ABOUT THIS TASK →
Only lines holding "gift" are wanted; copy each of them from the records below.

[Data items]
· · ·

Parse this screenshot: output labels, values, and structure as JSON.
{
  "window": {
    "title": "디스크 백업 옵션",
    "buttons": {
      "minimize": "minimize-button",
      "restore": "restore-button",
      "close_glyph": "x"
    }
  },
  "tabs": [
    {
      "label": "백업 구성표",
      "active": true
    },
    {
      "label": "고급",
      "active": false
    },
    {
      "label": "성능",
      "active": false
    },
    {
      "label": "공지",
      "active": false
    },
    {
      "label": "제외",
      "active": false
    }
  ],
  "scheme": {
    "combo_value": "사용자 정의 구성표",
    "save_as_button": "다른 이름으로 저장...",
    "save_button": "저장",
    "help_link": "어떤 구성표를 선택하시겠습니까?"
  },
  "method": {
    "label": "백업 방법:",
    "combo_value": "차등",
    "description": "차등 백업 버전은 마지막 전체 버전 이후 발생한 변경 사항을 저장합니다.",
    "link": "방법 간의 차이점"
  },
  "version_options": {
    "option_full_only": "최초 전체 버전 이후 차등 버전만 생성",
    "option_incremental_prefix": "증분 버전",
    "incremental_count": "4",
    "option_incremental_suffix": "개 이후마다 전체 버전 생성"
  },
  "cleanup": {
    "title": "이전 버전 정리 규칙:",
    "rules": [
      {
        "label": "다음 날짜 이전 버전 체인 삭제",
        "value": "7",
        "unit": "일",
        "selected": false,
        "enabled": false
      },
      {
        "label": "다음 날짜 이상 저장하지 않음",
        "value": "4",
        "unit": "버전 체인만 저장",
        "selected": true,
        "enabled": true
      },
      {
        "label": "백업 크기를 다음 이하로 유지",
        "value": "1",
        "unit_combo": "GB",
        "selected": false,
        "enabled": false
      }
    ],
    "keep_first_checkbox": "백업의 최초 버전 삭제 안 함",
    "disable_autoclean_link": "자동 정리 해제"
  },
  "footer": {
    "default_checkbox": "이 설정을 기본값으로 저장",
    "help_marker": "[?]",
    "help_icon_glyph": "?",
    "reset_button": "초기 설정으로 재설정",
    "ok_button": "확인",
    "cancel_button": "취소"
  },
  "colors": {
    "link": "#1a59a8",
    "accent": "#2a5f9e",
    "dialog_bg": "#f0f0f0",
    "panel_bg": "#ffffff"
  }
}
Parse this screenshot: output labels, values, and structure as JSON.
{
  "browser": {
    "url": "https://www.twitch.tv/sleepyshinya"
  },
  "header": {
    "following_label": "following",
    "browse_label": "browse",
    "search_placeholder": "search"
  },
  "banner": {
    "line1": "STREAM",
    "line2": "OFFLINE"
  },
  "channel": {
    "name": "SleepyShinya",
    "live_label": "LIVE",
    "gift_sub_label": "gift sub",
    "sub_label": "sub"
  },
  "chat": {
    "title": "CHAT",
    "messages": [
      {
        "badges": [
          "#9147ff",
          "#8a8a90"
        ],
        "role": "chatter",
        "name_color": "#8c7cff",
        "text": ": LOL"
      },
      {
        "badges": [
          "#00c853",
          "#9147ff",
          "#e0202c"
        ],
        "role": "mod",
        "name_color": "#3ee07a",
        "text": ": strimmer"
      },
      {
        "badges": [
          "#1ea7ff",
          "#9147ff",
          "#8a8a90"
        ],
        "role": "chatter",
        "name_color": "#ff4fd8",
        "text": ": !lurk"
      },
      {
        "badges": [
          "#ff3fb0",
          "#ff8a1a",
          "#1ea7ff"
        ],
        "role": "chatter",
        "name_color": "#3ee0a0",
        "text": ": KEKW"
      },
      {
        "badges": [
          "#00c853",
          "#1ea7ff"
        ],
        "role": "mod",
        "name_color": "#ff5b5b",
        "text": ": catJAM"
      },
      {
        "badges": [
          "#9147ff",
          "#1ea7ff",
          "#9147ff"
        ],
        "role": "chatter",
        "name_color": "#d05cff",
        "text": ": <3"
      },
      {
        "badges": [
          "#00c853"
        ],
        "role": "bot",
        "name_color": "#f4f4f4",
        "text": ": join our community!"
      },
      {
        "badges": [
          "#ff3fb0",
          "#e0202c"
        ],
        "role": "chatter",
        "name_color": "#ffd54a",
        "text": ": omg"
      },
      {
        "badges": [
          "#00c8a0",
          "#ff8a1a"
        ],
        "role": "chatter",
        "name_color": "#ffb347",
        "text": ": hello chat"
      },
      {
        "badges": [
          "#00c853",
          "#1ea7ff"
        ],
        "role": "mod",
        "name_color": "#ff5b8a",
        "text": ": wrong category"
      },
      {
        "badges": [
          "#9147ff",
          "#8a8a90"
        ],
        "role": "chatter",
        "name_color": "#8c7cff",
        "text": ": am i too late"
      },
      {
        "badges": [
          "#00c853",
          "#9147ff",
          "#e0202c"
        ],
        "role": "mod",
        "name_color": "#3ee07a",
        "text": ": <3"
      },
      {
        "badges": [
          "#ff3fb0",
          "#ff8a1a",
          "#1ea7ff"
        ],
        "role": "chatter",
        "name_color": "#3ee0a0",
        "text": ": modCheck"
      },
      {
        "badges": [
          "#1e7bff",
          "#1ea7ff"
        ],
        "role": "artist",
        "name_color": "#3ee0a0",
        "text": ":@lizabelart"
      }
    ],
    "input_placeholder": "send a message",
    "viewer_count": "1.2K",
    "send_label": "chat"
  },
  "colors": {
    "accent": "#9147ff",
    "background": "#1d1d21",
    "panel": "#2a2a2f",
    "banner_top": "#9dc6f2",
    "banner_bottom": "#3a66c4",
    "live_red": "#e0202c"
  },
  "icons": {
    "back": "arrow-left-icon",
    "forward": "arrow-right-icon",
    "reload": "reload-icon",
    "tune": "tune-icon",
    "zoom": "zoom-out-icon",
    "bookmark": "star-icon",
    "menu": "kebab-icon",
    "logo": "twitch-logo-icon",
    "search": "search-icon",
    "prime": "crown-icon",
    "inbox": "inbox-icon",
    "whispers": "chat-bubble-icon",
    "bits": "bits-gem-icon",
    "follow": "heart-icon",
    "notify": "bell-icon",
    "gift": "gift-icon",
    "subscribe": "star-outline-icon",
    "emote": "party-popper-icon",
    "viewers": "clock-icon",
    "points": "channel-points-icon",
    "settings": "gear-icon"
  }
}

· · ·

RESPONSE AREA →
    "gift_sub_label": "gift sub",
    "gift": "gift-icon",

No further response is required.